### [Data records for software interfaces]
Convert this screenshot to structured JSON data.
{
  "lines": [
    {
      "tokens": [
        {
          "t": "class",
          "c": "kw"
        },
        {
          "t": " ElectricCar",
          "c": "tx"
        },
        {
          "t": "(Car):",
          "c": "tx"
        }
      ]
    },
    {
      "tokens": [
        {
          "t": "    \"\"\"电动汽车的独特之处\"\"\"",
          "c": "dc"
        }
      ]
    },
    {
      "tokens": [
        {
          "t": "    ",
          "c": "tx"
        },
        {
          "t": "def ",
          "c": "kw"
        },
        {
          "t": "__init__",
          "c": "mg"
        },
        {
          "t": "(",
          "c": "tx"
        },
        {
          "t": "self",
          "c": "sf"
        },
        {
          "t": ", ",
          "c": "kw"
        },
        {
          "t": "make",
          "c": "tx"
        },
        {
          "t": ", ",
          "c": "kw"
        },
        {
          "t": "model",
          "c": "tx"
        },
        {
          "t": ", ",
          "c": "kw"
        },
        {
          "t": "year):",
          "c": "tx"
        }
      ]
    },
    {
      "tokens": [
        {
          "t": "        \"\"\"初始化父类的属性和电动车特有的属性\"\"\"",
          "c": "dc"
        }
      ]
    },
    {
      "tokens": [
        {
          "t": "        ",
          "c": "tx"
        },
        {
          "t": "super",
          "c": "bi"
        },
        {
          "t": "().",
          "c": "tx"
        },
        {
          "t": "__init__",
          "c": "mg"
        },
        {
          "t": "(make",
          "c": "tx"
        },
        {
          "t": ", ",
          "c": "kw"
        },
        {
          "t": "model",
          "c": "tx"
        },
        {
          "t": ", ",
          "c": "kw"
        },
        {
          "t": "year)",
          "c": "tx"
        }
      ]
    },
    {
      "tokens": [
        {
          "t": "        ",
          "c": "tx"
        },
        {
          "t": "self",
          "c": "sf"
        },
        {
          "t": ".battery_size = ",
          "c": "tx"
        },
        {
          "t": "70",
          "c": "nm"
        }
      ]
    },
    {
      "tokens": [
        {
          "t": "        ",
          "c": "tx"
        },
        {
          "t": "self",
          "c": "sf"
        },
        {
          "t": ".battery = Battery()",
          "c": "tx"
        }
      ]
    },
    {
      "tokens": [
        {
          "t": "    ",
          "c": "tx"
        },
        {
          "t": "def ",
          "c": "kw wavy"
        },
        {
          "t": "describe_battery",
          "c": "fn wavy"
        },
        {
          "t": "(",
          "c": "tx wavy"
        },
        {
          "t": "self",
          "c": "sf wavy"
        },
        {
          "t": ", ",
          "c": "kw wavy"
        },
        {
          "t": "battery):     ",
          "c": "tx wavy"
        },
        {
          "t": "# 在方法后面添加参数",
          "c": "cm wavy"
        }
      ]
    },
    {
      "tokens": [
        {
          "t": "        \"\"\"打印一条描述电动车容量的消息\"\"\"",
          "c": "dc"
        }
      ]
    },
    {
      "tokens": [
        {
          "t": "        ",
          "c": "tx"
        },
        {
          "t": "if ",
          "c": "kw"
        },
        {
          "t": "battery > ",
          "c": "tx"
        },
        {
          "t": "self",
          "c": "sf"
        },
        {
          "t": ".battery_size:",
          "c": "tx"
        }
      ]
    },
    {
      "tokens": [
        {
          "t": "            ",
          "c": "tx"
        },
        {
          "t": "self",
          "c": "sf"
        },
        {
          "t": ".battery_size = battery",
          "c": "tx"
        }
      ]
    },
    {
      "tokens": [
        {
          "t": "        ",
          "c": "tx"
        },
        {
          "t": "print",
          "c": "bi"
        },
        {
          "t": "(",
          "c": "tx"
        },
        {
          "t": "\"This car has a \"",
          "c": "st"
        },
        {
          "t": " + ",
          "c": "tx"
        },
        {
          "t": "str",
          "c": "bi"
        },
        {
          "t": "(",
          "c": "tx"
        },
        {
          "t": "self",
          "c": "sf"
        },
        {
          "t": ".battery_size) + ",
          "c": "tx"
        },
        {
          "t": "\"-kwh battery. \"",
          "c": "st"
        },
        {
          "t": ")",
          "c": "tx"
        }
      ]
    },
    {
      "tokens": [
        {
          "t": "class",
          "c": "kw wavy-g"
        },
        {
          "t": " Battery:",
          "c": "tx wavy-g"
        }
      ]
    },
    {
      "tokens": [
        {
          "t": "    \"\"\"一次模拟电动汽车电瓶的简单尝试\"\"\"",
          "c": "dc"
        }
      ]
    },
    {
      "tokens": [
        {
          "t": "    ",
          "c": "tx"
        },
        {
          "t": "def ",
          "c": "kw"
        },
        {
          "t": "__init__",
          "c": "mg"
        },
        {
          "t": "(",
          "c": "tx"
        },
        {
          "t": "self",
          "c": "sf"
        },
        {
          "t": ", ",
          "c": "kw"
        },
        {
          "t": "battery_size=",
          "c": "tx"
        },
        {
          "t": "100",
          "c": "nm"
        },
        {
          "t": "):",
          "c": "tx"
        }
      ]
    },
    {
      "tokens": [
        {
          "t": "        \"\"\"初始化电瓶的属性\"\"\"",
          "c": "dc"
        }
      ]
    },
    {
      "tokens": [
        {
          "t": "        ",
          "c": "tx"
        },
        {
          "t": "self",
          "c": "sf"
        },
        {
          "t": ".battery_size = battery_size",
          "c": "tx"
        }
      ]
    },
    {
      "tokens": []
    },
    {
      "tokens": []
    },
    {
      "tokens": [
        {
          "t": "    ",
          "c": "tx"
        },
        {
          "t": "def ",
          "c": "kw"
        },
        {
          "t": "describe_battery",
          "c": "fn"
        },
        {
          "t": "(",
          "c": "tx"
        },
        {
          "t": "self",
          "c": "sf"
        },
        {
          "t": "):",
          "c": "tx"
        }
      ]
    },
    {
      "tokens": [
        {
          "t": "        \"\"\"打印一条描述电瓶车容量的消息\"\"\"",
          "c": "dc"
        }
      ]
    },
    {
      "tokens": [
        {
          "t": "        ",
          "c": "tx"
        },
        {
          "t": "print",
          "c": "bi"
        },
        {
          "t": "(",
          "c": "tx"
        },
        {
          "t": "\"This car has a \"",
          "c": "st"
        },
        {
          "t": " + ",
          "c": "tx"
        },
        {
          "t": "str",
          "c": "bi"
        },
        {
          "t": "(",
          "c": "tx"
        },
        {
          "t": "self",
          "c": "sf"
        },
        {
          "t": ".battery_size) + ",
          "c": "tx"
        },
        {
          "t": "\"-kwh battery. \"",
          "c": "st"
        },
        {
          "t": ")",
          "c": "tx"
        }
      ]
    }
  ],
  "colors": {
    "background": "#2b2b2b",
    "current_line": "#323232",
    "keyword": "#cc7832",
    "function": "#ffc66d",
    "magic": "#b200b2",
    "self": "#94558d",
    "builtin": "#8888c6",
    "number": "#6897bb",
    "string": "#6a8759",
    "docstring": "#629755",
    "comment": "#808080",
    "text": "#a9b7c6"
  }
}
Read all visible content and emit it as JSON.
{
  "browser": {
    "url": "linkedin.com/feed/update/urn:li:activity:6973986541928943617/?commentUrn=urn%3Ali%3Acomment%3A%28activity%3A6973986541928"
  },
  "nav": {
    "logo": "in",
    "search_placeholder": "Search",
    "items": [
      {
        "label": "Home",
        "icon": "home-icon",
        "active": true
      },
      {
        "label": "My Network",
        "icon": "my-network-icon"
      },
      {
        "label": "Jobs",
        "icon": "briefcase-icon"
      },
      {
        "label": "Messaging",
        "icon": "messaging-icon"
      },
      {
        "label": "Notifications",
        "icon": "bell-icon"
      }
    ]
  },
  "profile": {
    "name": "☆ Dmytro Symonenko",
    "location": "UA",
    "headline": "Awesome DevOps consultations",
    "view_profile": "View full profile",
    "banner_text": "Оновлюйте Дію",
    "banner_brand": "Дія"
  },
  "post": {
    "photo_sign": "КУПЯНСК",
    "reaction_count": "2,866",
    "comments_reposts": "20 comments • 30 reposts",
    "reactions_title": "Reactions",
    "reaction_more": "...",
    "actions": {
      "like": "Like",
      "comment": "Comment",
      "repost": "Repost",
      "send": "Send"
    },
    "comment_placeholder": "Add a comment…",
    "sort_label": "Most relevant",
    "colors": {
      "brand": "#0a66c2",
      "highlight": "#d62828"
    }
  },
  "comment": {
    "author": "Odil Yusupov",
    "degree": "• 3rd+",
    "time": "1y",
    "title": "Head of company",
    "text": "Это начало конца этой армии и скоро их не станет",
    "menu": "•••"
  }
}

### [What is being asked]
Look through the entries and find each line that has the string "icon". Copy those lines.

### [Exercise answer]
        "icon": "home-icon",
        "icon": "my-network-icon"
        "icon": "briefcase-icon"
        "icon": "messaging-icon"
        "icon": "bell-icon"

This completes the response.